*** Opening of DATA SHOWN ***

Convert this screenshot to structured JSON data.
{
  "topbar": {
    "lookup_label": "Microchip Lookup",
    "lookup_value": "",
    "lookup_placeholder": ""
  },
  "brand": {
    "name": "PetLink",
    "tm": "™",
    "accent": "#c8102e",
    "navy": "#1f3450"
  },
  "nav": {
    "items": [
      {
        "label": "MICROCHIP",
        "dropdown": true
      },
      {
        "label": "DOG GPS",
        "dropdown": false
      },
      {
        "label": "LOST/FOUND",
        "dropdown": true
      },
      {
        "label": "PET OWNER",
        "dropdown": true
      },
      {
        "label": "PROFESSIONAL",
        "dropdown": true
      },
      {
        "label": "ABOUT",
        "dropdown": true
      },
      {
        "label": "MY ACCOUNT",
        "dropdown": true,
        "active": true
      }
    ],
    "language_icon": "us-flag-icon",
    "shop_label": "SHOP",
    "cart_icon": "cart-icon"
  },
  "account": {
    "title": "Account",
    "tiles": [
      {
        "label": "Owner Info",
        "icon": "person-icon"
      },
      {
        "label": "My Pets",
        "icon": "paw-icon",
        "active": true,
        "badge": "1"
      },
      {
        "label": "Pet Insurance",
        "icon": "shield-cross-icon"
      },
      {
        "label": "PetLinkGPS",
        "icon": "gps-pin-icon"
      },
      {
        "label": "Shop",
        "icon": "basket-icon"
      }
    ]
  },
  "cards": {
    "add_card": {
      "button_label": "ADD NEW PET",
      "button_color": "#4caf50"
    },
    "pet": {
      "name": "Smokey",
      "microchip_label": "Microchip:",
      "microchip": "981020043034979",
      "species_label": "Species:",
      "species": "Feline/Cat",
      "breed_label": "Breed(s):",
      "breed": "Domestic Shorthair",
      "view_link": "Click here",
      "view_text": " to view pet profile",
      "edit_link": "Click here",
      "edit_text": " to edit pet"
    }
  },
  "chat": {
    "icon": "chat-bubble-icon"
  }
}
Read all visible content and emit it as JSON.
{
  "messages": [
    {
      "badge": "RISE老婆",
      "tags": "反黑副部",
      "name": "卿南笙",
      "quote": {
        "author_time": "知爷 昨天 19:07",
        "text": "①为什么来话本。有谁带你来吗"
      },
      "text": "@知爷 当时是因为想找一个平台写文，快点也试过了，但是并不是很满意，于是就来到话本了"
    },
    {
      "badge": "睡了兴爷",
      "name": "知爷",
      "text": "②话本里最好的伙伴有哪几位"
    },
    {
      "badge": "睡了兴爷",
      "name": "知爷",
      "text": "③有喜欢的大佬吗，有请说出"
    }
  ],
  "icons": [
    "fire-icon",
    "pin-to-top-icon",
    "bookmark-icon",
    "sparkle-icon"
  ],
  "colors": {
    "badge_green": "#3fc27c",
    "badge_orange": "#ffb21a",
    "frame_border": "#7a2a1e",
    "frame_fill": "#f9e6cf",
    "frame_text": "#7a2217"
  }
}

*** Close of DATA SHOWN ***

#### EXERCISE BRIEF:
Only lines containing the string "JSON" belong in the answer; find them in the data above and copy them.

#### PROBLEM SOLUTION:
Convert this screenshot to structured JSON data.
Read all visible content and emit it as JSON.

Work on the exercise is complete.